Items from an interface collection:

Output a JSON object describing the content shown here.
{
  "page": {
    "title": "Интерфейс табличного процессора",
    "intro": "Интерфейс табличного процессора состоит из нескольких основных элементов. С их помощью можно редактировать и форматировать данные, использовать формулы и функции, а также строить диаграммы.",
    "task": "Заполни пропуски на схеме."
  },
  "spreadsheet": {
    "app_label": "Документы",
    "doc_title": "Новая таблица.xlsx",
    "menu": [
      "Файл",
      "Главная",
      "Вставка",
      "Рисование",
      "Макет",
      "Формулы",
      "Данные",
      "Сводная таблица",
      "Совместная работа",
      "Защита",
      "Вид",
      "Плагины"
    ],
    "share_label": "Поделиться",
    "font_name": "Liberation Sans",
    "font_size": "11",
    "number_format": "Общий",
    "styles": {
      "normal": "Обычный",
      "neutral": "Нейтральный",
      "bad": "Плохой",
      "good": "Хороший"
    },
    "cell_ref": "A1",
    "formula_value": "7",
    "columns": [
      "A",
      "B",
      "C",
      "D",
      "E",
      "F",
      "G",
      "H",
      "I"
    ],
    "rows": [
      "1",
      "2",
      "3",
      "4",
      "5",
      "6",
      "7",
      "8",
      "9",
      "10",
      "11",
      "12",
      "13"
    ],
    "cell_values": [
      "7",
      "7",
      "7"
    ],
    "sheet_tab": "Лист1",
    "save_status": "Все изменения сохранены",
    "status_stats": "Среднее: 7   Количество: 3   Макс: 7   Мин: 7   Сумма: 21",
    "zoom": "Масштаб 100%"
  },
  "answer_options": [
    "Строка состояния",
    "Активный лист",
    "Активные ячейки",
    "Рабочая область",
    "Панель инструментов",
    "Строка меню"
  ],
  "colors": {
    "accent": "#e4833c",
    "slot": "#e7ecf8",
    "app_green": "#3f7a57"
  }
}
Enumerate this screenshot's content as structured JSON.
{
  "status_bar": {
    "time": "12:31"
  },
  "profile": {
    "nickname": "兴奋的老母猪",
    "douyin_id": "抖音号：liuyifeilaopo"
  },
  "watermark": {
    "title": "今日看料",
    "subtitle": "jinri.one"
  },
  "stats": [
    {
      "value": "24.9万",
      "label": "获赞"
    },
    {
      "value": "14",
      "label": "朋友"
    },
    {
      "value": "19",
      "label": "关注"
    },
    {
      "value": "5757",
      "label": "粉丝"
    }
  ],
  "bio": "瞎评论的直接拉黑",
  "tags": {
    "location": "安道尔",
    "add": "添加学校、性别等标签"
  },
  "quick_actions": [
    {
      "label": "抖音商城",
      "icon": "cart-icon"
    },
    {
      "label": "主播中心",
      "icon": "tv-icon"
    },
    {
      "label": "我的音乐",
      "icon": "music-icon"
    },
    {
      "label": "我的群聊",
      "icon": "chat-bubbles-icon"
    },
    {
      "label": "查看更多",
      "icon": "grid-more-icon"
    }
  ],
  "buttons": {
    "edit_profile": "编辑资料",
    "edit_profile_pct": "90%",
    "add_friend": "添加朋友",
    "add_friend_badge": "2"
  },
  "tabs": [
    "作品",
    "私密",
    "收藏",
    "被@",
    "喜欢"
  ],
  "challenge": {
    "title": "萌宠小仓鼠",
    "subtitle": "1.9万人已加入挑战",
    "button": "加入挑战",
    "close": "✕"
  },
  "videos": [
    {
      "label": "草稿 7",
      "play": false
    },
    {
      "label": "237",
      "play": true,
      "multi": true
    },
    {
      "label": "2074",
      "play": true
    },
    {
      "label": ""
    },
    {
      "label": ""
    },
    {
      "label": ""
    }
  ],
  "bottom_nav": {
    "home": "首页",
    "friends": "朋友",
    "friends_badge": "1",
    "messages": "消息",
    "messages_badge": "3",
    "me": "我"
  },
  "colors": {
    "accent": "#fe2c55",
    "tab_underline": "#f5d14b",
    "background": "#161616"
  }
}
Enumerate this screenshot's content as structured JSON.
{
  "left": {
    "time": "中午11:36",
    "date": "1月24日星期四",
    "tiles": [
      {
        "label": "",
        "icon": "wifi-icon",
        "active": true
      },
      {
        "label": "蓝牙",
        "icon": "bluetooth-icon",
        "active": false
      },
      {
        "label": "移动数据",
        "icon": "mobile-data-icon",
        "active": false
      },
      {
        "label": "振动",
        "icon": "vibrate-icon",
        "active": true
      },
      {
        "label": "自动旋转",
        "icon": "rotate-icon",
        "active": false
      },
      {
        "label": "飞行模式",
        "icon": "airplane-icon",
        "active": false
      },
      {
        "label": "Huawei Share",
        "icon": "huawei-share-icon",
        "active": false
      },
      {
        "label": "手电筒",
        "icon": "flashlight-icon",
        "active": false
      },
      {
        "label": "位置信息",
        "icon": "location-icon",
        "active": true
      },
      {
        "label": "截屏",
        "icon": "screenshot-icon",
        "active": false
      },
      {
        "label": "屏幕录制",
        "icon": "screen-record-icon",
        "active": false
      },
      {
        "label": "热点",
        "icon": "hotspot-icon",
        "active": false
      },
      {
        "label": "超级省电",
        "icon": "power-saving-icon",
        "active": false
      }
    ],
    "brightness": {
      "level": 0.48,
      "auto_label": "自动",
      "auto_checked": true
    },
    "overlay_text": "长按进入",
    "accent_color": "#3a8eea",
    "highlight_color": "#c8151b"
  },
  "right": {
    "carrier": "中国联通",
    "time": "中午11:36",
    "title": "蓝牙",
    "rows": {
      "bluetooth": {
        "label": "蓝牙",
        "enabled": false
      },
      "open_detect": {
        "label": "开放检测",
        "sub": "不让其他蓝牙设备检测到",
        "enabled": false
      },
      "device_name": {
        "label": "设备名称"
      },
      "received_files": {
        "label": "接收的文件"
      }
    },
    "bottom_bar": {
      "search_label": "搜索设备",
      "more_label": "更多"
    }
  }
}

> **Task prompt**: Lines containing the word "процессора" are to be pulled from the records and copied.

> **Solved problem**:
    "title": "Интерфейс табличного процессора",
    "intro": "Интерфейс табличного процессора состоит из нескольких основных элементов. С их помощью можно редактировать и форматировать данные, использовать формулы и функции, а также строить диаграммы.",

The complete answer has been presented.